The National Fish and Wildlife Foundation has announced grants totaling $370 million in support of twenty-four coastal restoration projects in five Gulf states.
The fourth round of grants awarded through NFWF's Gulf Environmental Benefit Fund, which was created in 2013 to help remedy environmental harm and reduce the risk of future damage to natural resources affected by the 2010 Deepwater Horizon oil spill, will fund efforts in Alabama, Florida, Louisiana, Mississippi, and Texas. Under plea agreements between the U.S. Department of Justice and BP and Transocean, $2.544 billion will be directed to NFWF over five years; to date, the fund has distributed more than $870 million in grants.
The grants include $63 million for six projects in Alabama, including the acquisition and restoration of coastal habitats and the continuation of fisheries monitoring; $32 million for four projects in Florida, including monitoring of fisheries, expansion of shorebird restoration activities, enhancement to sea turtle stranding response capacity, and oyster reef restoration; and $245 million for five projects in Louisiana, including the engineering and design of two major sediment diversions along the Lower Mississippi River that will result in the restoration and protection thousands of acres of vulnerable coastal wetlands. The fund also awarded more than $16.2 million for two projects in Mississippi to expand a coastal bird stewardship and monitoring program and to advance marine mammal and sea turtle conservation, and nearly $12 million for seven projects in Texas, including the acquisition of coastal habitat, protection of critical stretches of shoreline, enhancement of rookery habitats, and hydrologic restoration of vital coastal wetland habitat.

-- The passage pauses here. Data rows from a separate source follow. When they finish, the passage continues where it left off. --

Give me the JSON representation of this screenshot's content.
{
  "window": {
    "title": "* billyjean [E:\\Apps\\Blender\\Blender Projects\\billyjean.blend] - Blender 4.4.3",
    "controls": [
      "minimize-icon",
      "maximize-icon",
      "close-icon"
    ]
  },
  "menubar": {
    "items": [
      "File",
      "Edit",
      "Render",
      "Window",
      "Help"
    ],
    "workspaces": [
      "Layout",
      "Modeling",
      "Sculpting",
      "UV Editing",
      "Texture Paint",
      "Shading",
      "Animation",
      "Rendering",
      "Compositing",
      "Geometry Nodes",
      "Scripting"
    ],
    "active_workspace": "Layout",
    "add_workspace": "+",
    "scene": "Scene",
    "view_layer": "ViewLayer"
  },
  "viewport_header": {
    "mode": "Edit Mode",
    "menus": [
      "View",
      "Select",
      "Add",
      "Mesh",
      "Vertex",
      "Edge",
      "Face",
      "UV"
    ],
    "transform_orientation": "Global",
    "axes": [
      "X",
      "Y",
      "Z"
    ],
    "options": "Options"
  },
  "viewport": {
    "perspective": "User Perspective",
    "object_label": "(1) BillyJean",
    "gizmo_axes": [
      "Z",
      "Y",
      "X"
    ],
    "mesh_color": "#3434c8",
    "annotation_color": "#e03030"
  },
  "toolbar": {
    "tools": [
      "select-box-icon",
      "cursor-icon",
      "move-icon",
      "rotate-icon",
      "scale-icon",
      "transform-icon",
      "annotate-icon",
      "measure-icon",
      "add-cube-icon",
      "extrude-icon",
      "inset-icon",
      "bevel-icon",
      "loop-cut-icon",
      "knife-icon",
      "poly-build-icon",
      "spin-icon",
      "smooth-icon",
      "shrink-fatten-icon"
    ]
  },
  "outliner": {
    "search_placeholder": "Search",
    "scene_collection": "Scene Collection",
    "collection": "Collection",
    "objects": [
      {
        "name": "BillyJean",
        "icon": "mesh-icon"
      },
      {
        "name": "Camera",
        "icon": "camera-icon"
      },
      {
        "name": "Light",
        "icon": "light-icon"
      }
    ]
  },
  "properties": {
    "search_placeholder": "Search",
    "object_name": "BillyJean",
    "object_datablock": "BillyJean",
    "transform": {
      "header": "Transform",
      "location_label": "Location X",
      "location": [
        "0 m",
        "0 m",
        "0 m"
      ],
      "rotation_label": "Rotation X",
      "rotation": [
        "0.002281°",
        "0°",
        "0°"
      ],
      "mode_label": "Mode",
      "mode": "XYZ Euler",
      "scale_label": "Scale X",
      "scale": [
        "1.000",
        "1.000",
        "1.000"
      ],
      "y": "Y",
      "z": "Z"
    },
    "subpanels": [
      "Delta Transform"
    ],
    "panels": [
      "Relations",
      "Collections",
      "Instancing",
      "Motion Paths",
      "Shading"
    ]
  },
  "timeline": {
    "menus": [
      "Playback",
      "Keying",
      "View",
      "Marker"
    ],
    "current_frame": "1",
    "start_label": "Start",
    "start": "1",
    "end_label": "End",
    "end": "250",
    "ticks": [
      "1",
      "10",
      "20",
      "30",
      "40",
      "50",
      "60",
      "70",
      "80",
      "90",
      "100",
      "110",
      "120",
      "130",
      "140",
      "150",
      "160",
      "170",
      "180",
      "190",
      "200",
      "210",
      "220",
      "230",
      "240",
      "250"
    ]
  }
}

"Our nation's Gulf Coast encompasses some of the most unique and irreplaceable wildlife habitat in the world — thirty-three major river systems and more than two hundred estuaries culminate here, providing food and shelter for hundreds of native species of birds, fish and other wildlife and plants," said U.S. Fish and Wildlife Service director Dan Ashe. "The Gulf Environmental Benefit Fund plays a crucial role in helping the Service and its partners address the impacts of the Deepwater Horizon oil spill and restore the health of the Gulf for the wildlife and people who share this incredible place."